**DATASET CONTENT**
_ _ _ _
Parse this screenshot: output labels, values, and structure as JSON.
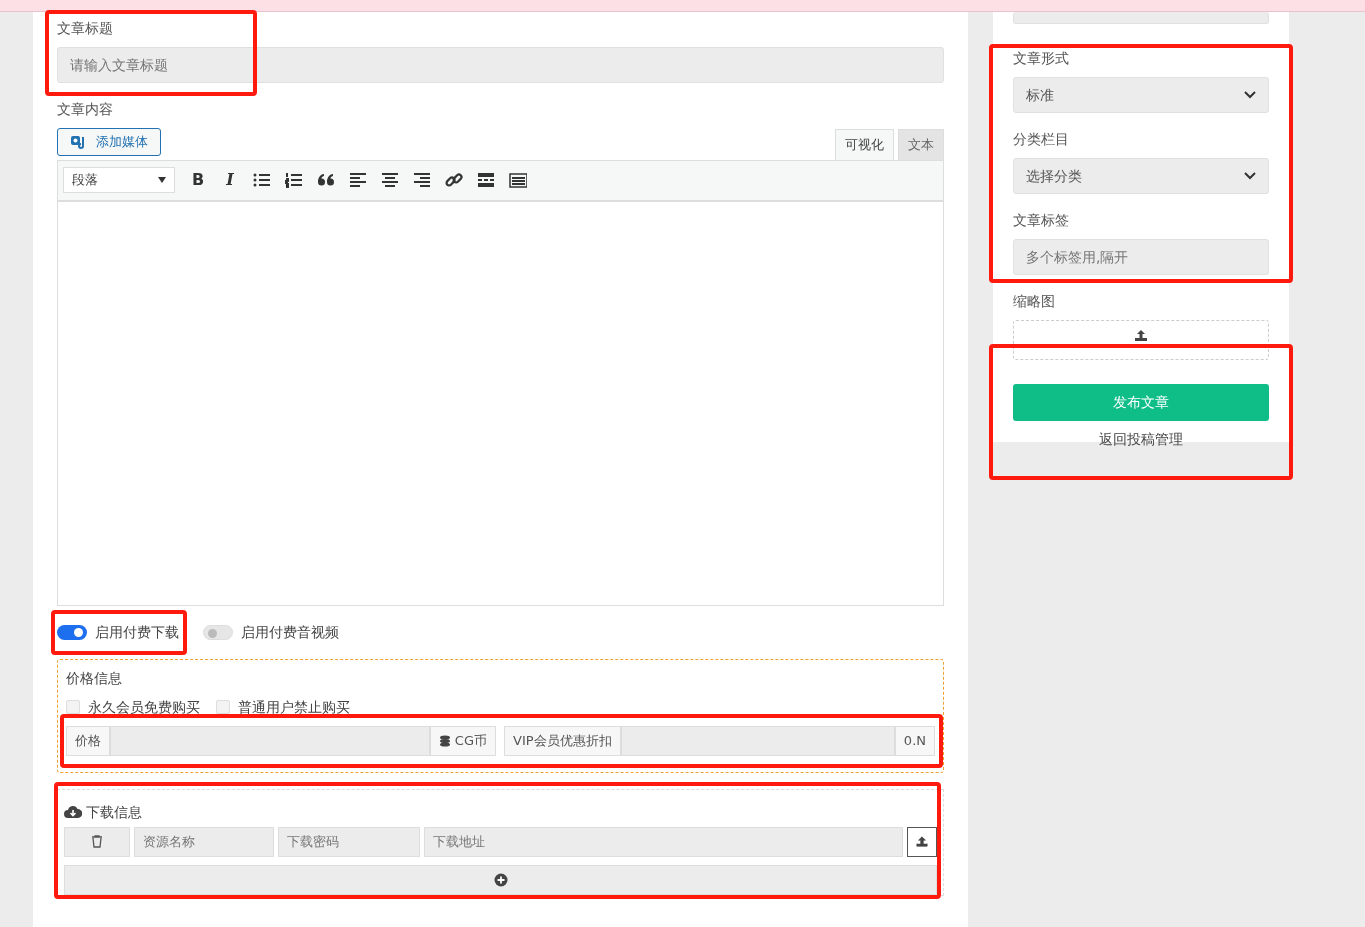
{
  "title_field": {
    "label": "文章标题",
    "placeholder": "请输入文章标题",
    "annotated": true
  },
  "content": {
    "label": "文章内容",
    "add_media_button": "添加媒体",
    "tabs": [
      {
        "label": "可视化",
        "selected": true
      },
      {
        "label": "文本",
        "selected": false
      }
    ],
    "format_select": "段落",
    "tools": [
      {
        "kind": "bold",
        "text": "B"
      },
      {
        "kind": "italic",
        "text": "I"
      },
      {
        "kind": "bullet-list"
      },
      {
        "kind": "numbered-list"
      },
      {
        "kind": "quote"
      },
      {
        "kind": "align-left"
      },
      {
        "kind": "align-center"
      },
      {
        "kind": "align-right"
      },
      {
        "kind": "link"
      },
      {
        "kind": "read-more"
      },
      {
        "kind": "keyboard"
      }
    ]
  },
  "toggles": [
    {
      "label": "启用付费下载",
      "on": true,
      "annotated": true
    },
    {
      "label": "启用付费音视频",
      "on": false,
      "annotated": false
    }
  ],
  "price_info": {
    "title": "价格信息",
    "checkboxes": [
      {
        "label": "永久会员免费购买",
        "checked": false
      },
      {
        "label": "普通用户禁止购买",
        "checked": false
      }
    ],
    "price_label": "价格",
    "currency": "CG币",
    "discount_label": "VIP会员优惠折扣",
    "discount_suffix": "0.N",
    "annotated": true
  },
  "download_info": {
    "title": "下载信息",
    "rows": [
      {
        "name_placeholder": "资源名称",
        "password_placeholder": "下载密码",
        "url_placeholder": "下载地址"
      }
    ],
    "annotated": true
  },
  "sidebar": {
    "fields": [
      {
        "kind": "select",
        "label": "文章形式",
        "value": "标准"
      },
      {
        "kind": "select",
        "label": "分类栏目",
        "value": "选择分类"
      },
      {
        "kind": "input",
        "label": "文章标签",
        "placeholder": "多个标签用,隔开"
      }
    ],
    "fields_annotated": true,
    "thumbnail_label": "缩略图",
    "publish_button": "发布文章",
    "back_link": "返回投稿管理",
    "actions_annotated": true
  }
}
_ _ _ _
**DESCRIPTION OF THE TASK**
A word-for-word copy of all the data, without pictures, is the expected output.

**RESULT BELOW**
Parse this screenshot: output labels, values, and structure as JSON.
{
  "title_field": {
    "label": "文章标题",
    "placeholder": "请输入文章标题",
    "annotated": true
  },
  "content": {
    "label": "文章内容",
    "add_media_button": "添加媒体",
    "tabs": [
      {
        "label": "可视化",
        "selected": true
      },
      {
        "label": "文本",
        "selected": false
      }
    ],
    "format_select": "段落",
    "tools": [
      {
        "kind": "bold",
        "text": "B"
      },
      {
        "kind": "italic",
        "text": "I"
      },
      {
        "kind": "bullet-list"
      },
      {
        "kind": "numbered-list"
      },
      {
        "kind": "quote"
      },
      {
        "kind": "align-left"
      },
      {
        "kind": "align-center"
      },
      {
        "kind": "align-right"
      },
      {
        "kind": "link"
      },
      {
        "kind": "read-more"
      },
      {
        "kind": "keyboard"
      }
    ]
  },
  "toggles": [
    {
      "label": "启用付费下载",
      "on": true,
      "annotated": true
    },
    {
      "label": "启用付费音视频",
      "on": false,
      "annotated": false
    }
  ],
  "price_info": {
    "title": "价格信息",
    "checkboxes": [
      {
        "label": "永久会员免费购买",
        "checked": false
      },
      {
        "label": "普通用户禁止购买",
        "checked": false
      }
    ],
    "price_label": "价格",
    "currency": "CG币",
    "discount_label": "VIP会员优惠折扣",
    "discount_suffix": "0.N",
    "annotated": true
  },
  "download_info": {
    "title": "下载信息",
    "rows": [
      {
        "name_placeholder": "资源名称",
        "password_placeholder": "下载密码",
        "url_placeholder": "下载地址"
      }
    ],
    "annotated": true
  },
  "sidebar": {
    "fields": [
      {
        "kind": "select",
        "label": "文章形式",
        "value": "标准"
      },
      {
        "kind": "select",
        "label": "分类栏目",
        "value": "选择分类"
      },
      {
        "kind": "input",
        "label": "文章标签",
        "placeholder": "多个标签用,隔开"
      }
    ],
    "fields_annotated": true,
    "thumbnail_label": "缩略图",
    "publish_button": "发布文章",
    "back_link": "返回投稿管理",
    "actions_annotated": true
  }
}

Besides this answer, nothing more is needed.